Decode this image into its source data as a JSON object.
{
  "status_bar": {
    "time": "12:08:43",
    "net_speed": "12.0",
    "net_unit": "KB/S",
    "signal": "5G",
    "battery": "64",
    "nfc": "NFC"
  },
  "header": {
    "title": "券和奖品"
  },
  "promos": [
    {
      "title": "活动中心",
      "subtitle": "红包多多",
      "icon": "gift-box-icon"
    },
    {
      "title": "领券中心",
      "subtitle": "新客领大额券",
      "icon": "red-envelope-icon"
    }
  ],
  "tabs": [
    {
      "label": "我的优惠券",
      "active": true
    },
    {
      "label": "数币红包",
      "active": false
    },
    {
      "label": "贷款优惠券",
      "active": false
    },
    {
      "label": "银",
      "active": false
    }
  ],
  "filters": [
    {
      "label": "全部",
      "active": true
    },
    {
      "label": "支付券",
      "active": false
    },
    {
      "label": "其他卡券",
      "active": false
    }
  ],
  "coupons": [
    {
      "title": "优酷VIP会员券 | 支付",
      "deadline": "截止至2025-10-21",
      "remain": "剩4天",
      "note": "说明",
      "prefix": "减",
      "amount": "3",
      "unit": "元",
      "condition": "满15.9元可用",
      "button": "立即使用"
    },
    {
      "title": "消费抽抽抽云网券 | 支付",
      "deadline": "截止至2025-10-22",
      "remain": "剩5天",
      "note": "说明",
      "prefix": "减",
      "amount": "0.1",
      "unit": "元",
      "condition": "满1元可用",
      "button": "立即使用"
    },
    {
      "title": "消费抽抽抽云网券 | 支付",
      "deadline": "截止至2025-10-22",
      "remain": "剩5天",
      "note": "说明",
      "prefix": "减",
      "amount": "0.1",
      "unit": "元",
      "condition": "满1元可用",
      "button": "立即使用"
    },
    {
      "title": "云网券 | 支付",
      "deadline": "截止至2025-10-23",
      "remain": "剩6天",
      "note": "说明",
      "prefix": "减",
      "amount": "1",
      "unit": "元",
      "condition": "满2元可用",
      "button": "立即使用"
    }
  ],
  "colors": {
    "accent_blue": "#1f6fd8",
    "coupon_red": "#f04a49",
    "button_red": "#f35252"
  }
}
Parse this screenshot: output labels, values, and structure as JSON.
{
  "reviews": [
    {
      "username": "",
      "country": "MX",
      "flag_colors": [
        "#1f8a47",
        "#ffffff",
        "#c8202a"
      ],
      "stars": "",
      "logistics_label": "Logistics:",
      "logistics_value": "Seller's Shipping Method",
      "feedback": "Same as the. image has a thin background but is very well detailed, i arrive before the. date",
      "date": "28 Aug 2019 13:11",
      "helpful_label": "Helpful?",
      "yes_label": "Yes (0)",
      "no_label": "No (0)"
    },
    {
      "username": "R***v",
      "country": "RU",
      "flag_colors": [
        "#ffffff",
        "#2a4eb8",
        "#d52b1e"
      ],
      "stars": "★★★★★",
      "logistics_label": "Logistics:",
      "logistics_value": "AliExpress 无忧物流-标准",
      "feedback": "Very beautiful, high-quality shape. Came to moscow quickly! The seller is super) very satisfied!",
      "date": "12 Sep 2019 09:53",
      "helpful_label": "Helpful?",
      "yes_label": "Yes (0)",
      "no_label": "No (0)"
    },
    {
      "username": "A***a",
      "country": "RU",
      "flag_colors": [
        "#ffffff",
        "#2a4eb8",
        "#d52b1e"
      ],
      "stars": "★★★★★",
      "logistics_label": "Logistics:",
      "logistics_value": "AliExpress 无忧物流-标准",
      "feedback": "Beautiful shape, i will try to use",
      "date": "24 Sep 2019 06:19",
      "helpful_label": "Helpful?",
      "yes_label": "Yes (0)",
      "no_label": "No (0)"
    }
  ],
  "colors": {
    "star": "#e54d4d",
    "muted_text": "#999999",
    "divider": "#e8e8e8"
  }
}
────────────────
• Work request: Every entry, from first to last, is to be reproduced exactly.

• Response:
Decode this image into its source data as a JSON object.
{
  "status_bar": {
    "time": "12:08:43",
    "net_speed": "12.0",
    "net_unit": "KB/S",
    "signal": "5G",
    "battery": "64",
    "nfc": "NFC"
  },
  "header": {
    "title": "券和奖品"
  },
  "promos": [
    {
      "title": "活动中心",
      "subtitle": "红包多多",
      "icon": "gift-box-icon"
    },
    {
      "title": "领券中心",
      "subtitle": "新客领大额券",
      "icon": "red-envelope-icon"
    }
  ],
  "tabs": [
    {
      "label": "我的优惠券",
      "active": true
    },
    {
      "label": "数币红包",
      "active": false
    },
    {
      "label": "贷款优惠券",
      "active": false
    },
    {
      "label": "银",
      "active": false
    }
  ],
  "filters": [
    {
      "label": "全部",
      "active": true
    },
    {
      "label": "支付券",
      "active": false
    },
    {
      "label": "其他卡券",
      "active": false
    }
  ],
  "coupons": [
    {
      "title": "优酷VIP会员券 | 支付",
      "deadline": "截止至2025-10-21",
      "remain": "剩4天",
      "note": "说明",
      "prefix": "减",
      "amount": "3",
      "unit": "元",
      "condition": "满15.9元可用",
      "button": "立即使用"
    },
    {
      "title": "消费抽抽抽云网券 | 支付",
      "deadline": "截止至2025-10-22",
      "remain": "剩5天",
      "note": "说明",
      "prefix": "减",
      "amount": "0.1",
      "unit": "元",
      "condition": "满1元可用",
      "button": "立即使用"
    },
    {
      "title": "消费抽抽抽云网券 | 支付",
      "deadline": "截止至2025-10-22",
      "remain": "剩5天",
      "note": "说明",
      "prefix": "减",
      "amount": "0.1",
      "unit": "元",
      "condition": "满1元可用",
      "button": "立即使用"
    },
    {
      "title": "云网券 | 支付",
      "deadline": "截止至2025-10-23",
      "remain": "剩6天",
      "note": "说明",
      "prefix": "减",
      "amount": "1",
      "unit": "元",
      "condition": "满2元可用",
      "button": "立即使用"
    }
  ],
  "colors": {
    "accent_blue": "#1f6fd8",
    "coupon_red": "#f04a49",
    "button_red": "#f35252"
  }
}
Parse this screenshot: output labels, values, and structure as JSON.
{
  "reviews": [
    {
      "username": "",
      "country": "MX",
      "flag_colors": [
        "#1f8a47",
        "#ffffff",
        "#c8202a"
      ],
      "stars": "",
      "logistics_label": "Logistics:",
      "logistics_value": "Seller's Shipping Method",
      "feedback": "Same as the. image has a thin background but is very well detailed, i arrive before the. date",
      "date": "28 Aug 2019 13:11",
      "helpful_label": "Helpful?",
      "yes_label": "Yes (0)",
      "no_label": "No (0)"
    },
    {
      "username": "R***v",
      "country": "RU",
      "flag_colors": [
        "#ffffff",
        "#2a4eb8",
        "#d52b1e"
      ],
      "stars": "★★★★★",
      "logistics_label": "Logistics:",
      "logistics_value": "AliExpress 无忧物流-标准",
      "feedback": "Very beautiful, high-quality shape. Came to moscow quickly! The seller is super) very satisfied!",
      "date": "12 Sep 2019 09:53",
      "helpful_label": "Helpful?",
      "yes_label": "Yes (0)",
      "no_label": "No (0)"
    },
    {
      "username": "A***a",
      "country": "RU",
      "flag_colors": [
        "#ffffff",
        "#2a4eb8",
        "#d52b1e"
      ],
      "stars": "★★★★★",
      "logistics_label": "Logistics:",
      "logistics_value": "AliExpress 无忧物流-标准",
      "feedback": "Beautiful shape, i will try to use",
      "date": "24 Sep 2019 06:19",
      "helpful_label": "Helpful?",
      "yes_label": "Yes (0)",
      "no_label": "No (0)"
    }
  ],
  "colors": {
    "star": "#e54d4d",
    "muted_text": "#999999",
    "divider": "#e8e8e8"
  }
}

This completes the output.